The IRS has received a complaint challenging the tax-exempt status of the National Hot Rod Association (NHRA) from the Washington law firm of Caplin & Drysdale. The complaint alleges that the drag racing organization’s activities mimic those of for-profit automobile entertainment companies.
“Public information reveals that the National Hot Rod Association
operates like a commercial business by providing specific services to its members –whether in the form of prize money to winners or payments to race track operators or other private groups benefiting from the racing events,” said Marcus S. Owens, former director of the exempt organizations division at the IRS and now a senior member of Caplin & Drysdale.
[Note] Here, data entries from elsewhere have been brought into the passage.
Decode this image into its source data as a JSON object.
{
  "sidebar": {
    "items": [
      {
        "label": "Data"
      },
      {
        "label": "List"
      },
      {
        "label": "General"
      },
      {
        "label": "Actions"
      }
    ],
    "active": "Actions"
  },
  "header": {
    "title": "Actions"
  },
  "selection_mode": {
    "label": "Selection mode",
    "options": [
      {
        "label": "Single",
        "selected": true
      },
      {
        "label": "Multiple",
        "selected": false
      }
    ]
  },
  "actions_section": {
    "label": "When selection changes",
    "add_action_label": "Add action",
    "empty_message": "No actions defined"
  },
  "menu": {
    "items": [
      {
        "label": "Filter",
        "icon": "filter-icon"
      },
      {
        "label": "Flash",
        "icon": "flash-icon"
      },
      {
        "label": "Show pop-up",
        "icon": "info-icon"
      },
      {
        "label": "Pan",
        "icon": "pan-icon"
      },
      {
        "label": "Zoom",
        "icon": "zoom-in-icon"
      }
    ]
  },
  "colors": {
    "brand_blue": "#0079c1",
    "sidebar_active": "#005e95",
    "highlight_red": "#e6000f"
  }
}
Owens, who wrote the complaint on behalf of an anonymous client, also said that a large portion of National Hot Rod Association’s revenue, totaling approximately $122 million in 2008, is derived through cash received at drag racing events, activities normally organized by for-profit entities such as NASCAR or the International Hot Rod Association (IHRA).
The letter to the IRS also alleges questionable governance structures and compensation practices. Though the Association has an 80,000 member roster, members do not possess voting rights to elect an independent Board of Directors to approve compensation and other matters pertaining to its Officers and Directors.
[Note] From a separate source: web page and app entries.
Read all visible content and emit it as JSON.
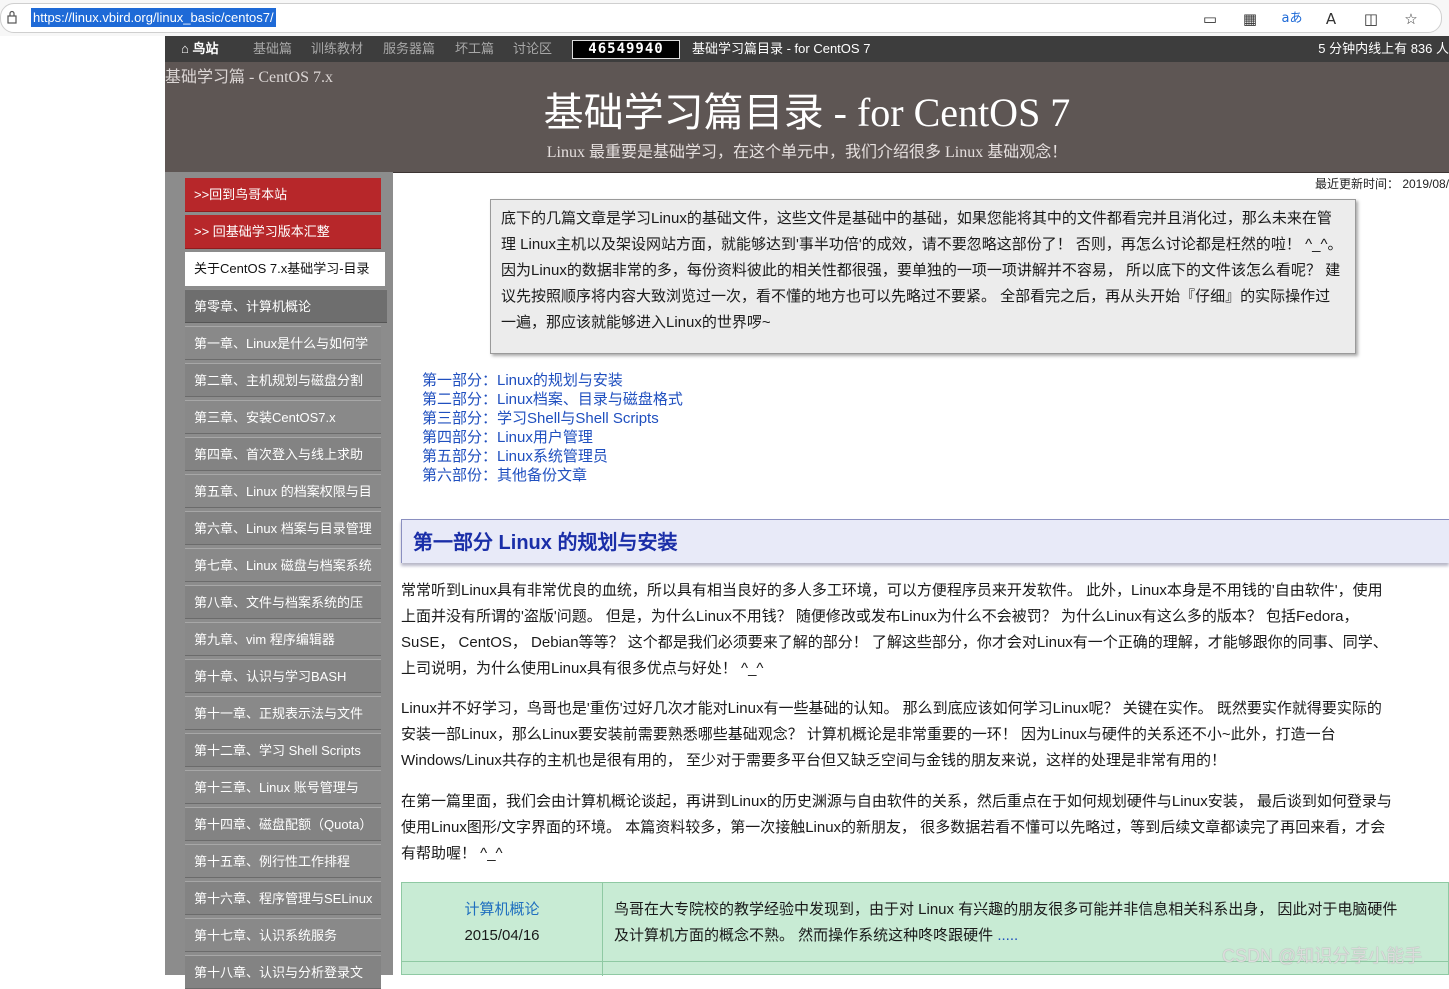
{
  "browser": {
    "url": "https://linux.vbird.org/linux_basic/centos7/",
    "toolbar_icons": [
      "screen-icon",
      "grid-icon",
      "translate-icon",
      "read-aloud-icon",
      "split-icon",
      "favorite-icon"
    ],
    "toolbar_glyphs": [
      "▭",
      "▦",
      "aあ",
      "A",
      "◫",
      "☆"
    ]
  },
  "nav": {
    "home_label": "鸟站",
    "items": [
      "基础篇",
      "训练教材",
      "服务器篇",
      "坏工篇",
      "讨论区"
    ],
    "counter": "46549940",
    "page_title": "基础学习篇目录 - for CentOS 7",
    "online": "5 分钟内线上有 836 人"
  },
  "banner": {
    "crumb": "基础学习篇 - CentOS 7.x",
    "title": "基础学习篇目录 - for CentOS 7",
    "subtitle": "Linux 最重要是基础学习，在这个单元中，我们介绍很多 Linux 基础观念！"
  },
  "sidebar": {
    "items": [
      ">>回到鸟哥本站",
      ">> 回基础学习版本汇整",
      "关于CentOS 7.x基础学习-目录",
      "第零章、计算机概论",
      "第一章、Linux是什么与如何学",
      "第二章、主机规划与磁盘分割",
      "第三章、安装CentOS7.x",
      "第四章、首次登入与线上求助",
      "第五章、Linux 的档案权限与目",
      "第六章、Linux 档案与目录管理",
      "第七章、Linux 磁盘与档案系统",
      "第八章、文件与档案系统的压",
      "第九章、vim 程序编辑器",
      "第十章、认识与学习BASH",
      "第十一章、正规表示法与文件",
      "第十二章、学习 Shell Scripts",
      "第十三章、Linux 账号管理与",
      "第十四章、磁盘配额（Quota）",
      "第十五章、例行性工作排程",
      "第十六章、程序管理与SELinux",
      "第十七章、认识系统服务",
      "第十八章、认识与分析登录文"
    ]
  },
  "main": {
    "updated": "最近更新时间： 2019/08/",
    "intro": "底下的几篇文章是学习Linux的基础文件，这些文件是基础中的基础，如果您能将其中的文件都看完并且消化过，那么未来在管理 Linux主机以及架设网站方面，就能够达到'事半功倍'的成效，请不要忽略这部份了！ 否则，再怎么讨论都是枉然的啦！ ^_^。 因为Linux的数据非常的多，每份资料彼此的相关性都很强，要单独的一项一项讲解并不容易， 所以底下的文件该怎么看呢？ 建议先按照顺序将内容大致浏览过一次，看不懂的地方也可以先略过不要紧。 全部看完之后，再从头开始『仔细』的实际操作过一遍，那应该就能够进入Linux的世界啰~",
    "toc": [
      "第一部分：Linux的规划与安装",
      "第二部分：Linux档案、目录与磁盘格式",
      "第三部分：学习Shell与Shell Scripts",
      "第四部分：Linux用户管理",
      "第五部分：Linux系统管理员",
      "第六部份：其他备份文章"
    ],
    "part1_heading": "第一部分 Linux 的规划与安装",
    "paragraphs": [
      [
        "常常听到Linux具有非常优良的血统，所以具有相当良好的多人多工环境，可以方便程序员来开发软件。 此外，Linux本身是不用钱的'自由软件'，使用",
        "上面并没有所谓的'盗版'问题。 但是，为什么Linux不用钱？ 随便修改或发布Linux为什么不会被罚？ 为什么Linux有这么多的版本？ 包括Fedora，",
        "SuSE， CentOS， Debian等等？ 这个都是我们必须要来了解的部分！ 了解这些部分，你才会对Linux有一个正确的理解，才能够跟你的同事、同学、",
        "上司说明，为什么使用Linux具有很多优点与好处！ ^_^"
      ],
      [
        "Linux并不好学习，鸟哥也是'重伤'过好几次才能对Linux有一些基础的认知。 那么到底应该如何学习Linux呢？ 关键在实作。 既然要实作就得要实际的",
        "安装一部Linux，那么Linux要安装前需要熟悉哪些基础观念？ 计算机概论是非常重要的一环！ 因为Linux与硬件的关系还不小~此外，打造一台",
        "Windows/Linux共存的主机也是很有用的， 至少对于需要多平台但又缺乏空间与金钱的朋友来说，这样的处理是非常有用的！"
      ],
      [
        "在第一篇里面，我们会由计算机概论谈起，再讲到Linux的历史渊源与自由软件的关系，然后重点在于如何规划硬件与Linux安装， 最后谈到如何登录与",
        "使用Linux图形/文字界面的环境。 本篇资料较多，第一次接触Linux的新朋友， 很多数据若看不懂可以先略过，等到后续文章都读完了再回来看，才会",
        "有帮助喔！ ^_^"
      ]
    ],
    "chapter_rows": [
      {
        "link": "计算机概论",
        "date": "2015/04/16",
        "desc_line1": "鸟哥在大专院校的教学经验中发现到，由于对 Linux 有兴趣的朋友很多可能并非信息相关科系出身， 因此对于电脑硬件",
        "desc_line2": "及计算机方面的概念不熟。 然而操作系统这种咚咚跟硬件",
        "more": " ....."
      }
    ]
  },
  "watermark": "CSDN @知识分享小能手",
  "colors": {
    "nav_bg": "#3d3d3d",
    "banner_bg": "#5e5654",
    "sidebar_red": "#b7272a",
    "sidebar_gray": "#898989",
    "link_blue": "#1f4fbf",
    "heading_blue": "#1a2ea8",
    "table_green": "#c8ebd4"
  }
}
At present, compensation is determined by a “personnel committee,” who are likely to be selected and paid by National Hot Rod Association officials. Based on NHRA’s 2008 tax filings, two of the Association’s executives received compensation “well beyond industry standards.” Thomas Compton, the Association’s President and Board Member, received $771,632 in total compensation. Dallas Gardner, Chairman of the NHRA Board, received $319,073 for one single hour of work per week.
Owen says that comparable data indicates that average total compensation paid to CEOs at the ten largest trade associations in the United States was $642,447 in 2006 for full-time positions.
The IRS had no immediate comment.